* [WHAT TO DO]
Print the records again, character for character.

* [DATASET RECORDS]
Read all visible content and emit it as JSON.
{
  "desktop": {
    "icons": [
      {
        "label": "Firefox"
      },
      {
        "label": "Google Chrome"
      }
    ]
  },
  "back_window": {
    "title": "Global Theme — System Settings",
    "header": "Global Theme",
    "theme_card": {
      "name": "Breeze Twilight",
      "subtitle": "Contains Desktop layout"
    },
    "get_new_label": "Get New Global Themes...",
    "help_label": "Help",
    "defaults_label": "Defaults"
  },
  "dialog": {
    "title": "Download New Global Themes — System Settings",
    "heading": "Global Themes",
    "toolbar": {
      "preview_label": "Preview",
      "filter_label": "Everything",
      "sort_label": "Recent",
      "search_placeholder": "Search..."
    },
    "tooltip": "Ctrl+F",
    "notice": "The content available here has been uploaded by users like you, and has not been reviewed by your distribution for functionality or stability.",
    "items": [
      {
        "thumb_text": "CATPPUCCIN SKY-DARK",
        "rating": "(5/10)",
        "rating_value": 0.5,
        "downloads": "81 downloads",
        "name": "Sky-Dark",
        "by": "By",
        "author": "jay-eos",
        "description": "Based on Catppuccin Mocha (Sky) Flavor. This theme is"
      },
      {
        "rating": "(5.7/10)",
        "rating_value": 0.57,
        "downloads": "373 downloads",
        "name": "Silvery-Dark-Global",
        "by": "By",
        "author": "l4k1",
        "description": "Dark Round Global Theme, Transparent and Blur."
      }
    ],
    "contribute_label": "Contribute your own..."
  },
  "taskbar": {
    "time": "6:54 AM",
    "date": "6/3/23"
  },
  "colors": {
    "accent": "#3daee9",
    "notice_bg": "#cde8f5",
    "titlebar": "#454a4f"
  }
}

* [RESULT OF THIS TASK]
Read all visible content and emit it as JSON.
{
  "desktop": {
    "icons": [
      {
        "label": "Firefox"
      },
      {
        "label": "Google Chrome"
      }
    ]
  },
  "back_window": {
    "title": "Global Theme — System Settings",
    "header": "Global Theme",
    "theme_card": {
      "name": "Breeze Twilight",
      "subtitle": "Contains Desktop layout"
    },
    "get_new_label": "Get New Global Themes...",
    "help_label": "Help",
    "defaults_label": "Defaults"
  },
  "dialog": {
    "title": "Download New Global Themes — System Settings",
    "heading": "Global Themes",
    "toolbar": {
      "preview_label": "Preview",
      "filter_label": "Everything",
      "sort_label": "Recent",
      "search_placeholder": "Search..."
    },
    "tooltip": "Ctrl+F",
    "notice": "The content available here has been uploaded by users like you, and has not been reviewed by your distribution for functionality or stability.",
    "items": [
      {
        "thumb_text": "CATPPUCCIN SKY-DARK",
        "rating": "(5/10)",
        "rating_value": 0.5,
        "downloads": "81 downloads",
        "name": "Sky-Dark",
        "by": "By",
        "author": "jay-eos",
        "description": "Based on Catppuccin Mocha (Sky) Flavor. This theme is"
      },
      {
        "rating": "(5.7/10)",
        "rating_value": 0.57,
        "downloads": "373 downloads",
        "name": "Silvery-Dark-Global",
        "by": "By",
        "author": "l4k1",
        "description": "Dark Round Global Theme, Transparent and Blur."
      }
    ],
    "contribute_label": "Contribute your own..."
  },
  "taskbar": {
    "time": "6:54 AM",
    "date": "6/3/23"
  },
  "colors": {
    "accent": "#3daee9",
    "notice_bg": "#cde8f5",
    "titlebar": "#454a4f"
  }
}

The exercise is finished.